Globally, anthropogenic carbon dioxide (CO2) emissions increased by more than 40 per cent over the period 1990-2014, driven by large increases in Asia and counteracted by small declines in North America and Europe. Sulphur dioxide (SO2) emissions are the only ones to have declined globally during this period, with increases of more than 50 per cent in Asia offset by a more than 75 per cent decrease in North America and Europe. In recent years, emissions of SO2 and nitrogen oxides (NOX) have begun to decline in East Asia. The inclusion of wild and agricultural fires significantly increases the interannual variability of emissions of non-methane volatile organic compounds (NMVOC), carbon monoxide (CO), black carbon (BC) and organic carbon (OC).

The emissions data presented here are best estimates with different degrees of uncertainty depending on pollutant, sector, region and time period. Hoesly et al. (2018) found that CEDS estimates are slightly higher than previous global inventories (e.g. Lamarque et al. 2010; European Commission 2016). In general, estimates of CO2 and SO2 emissions have uncertainties on the order of ±10 per cent for a 5-95 per cent confidence interval, whereas BC and OC emissions have uncertainties on the order of a factor of two. Uncertainties for CO, NOX, NMVOC and ammonia (NH3) emissions lie in between these two endpoints (Hoesly et al. 2018). Uncertainty also varies by sector: emissions from large electricity generation plants are well characterized, whereas emissions generated by military conflicts are not well understood or commonly included in inventories.

There are considerable gaps in available emissions data for POPs, which include pesticides, industrial chemicals and products of incomplete combustion or chemical reactions. Available data in Europe, America and Central Asia indicate that emissions decreased significantly between 1990 and 2012 for the most studied POPs, due to regulations, including the Stockholm Convention (UNEP 2014a; UNEP 2014b; UNEP 2015a; UNEP 2015b). Nevertheless, alongside the growing number of listed POPs and candidate substances, unregulated POPs emissions may be increasing. Many commercial products contain unknown quantities and types of unregulated POPs, often with unknown effects (see also Section 4.3.3).

The UNEP Global Mercury Assessment estimated that anthropogenic Hg emissions to air were 2,220 (2,000-2,820) (metric) tons/year for 2015 (UNEP 2013a). Globally, artisanal and small-scale gold mining (ASGM) was responsible for about 38 per cent of total anthropogenic Hg emissions to air in 2015, followed by coal combustion (about 21 per cent), non-ferrous metal production (about 15 per cent) and cement production (about 11 per cent). Asia is the main source region, contributing about 49 per cent of 2015 global anthropogenic Hg emissions, followed by South America (18 per cent) and sub-Saharan Africa (16 per cent). Current anthropogenic sources contribute about 30 per cent of annual Hg emissions to air, while natural geological sources contribute about 10 per cent. The remaining 60 per cent comes from ‘re-emissions’ of previously released Hg from soils and oceans, mostly from anthropogenic sources (UNEP 2013a).

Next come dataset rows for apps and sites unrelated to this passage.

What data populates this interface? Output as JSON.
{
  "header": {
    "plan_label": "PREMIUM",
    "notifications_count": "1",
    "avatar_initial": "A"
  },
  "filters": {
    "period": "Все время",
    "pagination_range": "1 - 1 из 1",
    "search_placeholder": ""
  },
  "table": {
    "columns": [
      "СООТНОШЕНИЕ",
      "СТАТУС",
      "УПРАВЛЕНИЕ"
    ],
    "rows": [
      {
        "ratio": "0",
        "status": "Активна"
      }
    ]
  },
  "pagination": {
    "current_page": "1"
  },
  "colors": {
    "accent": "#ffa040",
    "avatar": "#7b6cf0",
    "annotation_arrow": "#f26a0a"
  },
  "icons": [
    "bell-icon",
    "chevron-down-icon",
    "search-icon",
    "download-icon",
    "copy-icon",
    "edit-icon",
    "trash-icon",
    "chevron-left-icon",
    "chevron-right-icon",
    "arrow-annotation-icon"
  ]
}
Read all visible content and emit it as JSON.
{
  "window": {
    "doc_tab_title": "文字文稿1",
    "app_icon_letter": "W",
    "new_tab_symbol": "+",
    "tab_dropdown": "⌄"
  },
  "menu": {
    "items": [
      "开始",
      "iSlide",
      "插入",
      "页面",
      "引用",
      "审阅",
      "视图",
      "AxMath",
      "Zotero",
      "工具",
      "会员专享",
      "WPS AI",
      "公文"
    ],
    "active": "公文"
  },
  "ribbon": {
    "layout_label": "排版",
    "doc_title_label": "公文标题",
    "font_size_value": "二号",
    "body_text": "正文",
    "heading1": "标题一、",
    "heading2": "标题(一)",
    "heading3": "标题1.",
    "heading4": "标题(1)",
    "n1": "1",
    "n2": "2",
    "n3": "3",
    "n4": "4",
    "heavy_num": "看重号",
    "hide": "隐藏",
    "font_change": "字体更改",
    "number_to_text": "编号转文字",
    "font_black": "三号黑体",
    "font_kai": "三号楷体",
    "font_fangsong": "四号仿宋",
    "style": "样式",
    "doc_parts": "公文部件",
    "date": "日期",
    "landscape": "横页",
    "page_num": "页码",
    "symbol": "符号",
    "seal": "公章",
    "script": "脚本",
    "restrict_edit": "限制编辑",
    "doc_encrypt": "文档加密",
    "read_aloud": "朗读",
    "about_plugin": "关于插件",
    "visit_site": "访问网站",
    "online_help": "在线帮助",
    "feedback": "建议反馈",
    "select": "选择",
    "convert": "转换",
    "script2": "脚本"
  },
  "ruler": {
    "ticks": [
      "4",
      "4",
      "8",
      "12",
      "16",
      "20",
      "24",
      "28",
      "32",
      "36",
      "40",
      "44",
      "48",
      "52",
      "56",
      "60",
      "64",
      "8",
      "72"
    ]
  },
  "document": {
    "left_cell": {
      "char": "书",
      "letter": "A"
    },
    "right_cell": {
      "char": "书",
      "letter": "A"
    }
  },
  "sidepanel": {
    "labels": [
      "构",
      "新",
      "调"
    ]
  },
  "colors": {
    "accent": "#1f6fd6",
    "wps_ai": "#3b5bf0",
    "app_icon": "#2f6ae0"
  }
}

Globally, both the production and consumption of ODS, and thus ODS emissions, declined by more than 99 per cent between 1990 and 2016 (UNEP 2017b). Chlorofluorocarbons (CFCs) and halons, the most potent ozone depleters, have been replaced by shorter-lived hydrochlorofluorocarbons (HCFCs) and hydrofluorocarbons (HFCs), although recent measurements suggest that new emissions of trichlorofluoromethane (CFC-11) may be occurring (Montzka et al. 2018). The less-depleting HCFCs are now being phased out in favour of chemicals that do not contribute to ozone depletion. Concerns about the potential future contribution of HFCs to climate change led to the 2016 Kigali Amendment to the Montreal Protocol, which will limit future HFC emissions.